WHAT THE TASK REQUIRES = In the entries below, how many lines hold the string "Ctrl"? Give only the number.

Entries from a dataset of interfaces:
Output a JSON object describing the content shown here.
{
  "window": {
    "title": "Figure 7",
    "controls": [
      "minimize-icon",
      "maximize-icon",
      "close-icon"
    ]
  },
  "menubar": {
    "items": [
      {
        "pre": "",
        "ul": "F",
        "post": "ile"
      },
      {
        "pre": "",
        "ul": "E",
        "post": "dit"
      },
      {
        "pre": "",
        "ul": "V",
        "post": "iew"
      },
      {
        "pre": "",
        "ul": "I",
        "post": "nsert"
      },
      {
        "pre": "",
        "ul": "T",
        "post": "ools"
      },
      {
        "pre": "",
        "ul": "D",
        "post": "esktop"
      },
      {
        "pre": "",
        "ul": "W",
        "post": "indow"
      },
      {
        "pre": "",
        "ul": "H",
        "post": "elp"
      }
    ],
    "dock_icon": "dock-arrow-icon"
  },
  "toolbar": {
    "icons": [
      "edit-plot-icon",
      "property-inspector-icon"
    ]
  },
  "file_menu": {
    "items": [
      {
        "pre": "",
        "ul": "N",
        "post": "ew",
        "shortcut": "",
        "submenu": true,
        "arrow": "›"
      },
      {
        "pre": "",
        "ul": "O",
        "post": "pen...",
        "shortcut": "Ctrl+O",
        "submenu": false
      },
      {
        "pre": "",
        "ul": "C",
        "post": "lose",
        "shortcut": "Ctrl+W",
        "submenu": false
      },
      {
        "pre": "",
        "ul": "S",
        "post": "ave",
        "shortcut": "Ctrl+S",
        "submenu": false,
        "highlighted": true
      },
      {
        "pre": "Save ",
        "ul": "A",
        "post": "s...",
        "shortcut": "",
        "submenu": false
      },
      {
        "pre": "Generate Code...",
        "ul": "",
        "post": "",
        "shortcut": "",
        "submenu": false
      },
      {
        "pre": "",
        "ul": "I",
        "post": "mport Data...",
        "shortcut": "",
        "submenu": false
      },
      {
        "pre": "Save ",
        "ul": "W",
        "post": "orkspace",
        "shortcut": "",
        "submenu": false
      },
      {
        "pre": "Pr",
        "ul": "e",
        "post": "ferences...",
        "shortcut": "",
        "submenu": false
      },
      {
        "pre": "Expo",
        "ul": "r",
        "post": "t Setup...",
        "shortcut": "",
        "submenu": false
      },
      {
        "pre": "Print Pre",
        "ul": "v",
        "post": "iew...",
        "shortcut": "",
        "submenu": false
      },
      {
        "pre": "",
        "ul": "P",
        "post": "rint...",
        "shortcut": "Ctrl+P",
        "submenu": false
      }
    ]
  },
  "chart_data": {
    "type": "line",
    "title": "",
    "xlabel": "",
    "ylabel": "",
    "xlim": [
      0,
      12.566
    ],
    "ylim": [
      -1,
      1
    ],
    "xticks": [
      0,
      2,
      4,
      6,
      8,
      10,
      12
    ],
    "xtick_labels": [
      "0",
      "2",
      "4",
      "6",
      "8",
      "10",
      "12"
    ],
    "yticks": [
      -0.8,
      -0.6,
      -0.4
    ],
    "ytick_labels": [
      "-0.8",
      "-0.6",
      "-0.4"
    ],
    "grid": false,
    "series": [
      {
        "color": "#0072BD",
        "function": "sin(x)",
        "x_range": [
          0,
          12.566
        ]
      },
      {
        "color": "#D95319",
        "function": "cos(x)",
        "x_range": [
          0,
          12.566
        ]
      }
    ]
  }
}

WRITTEN RESPONSE = 4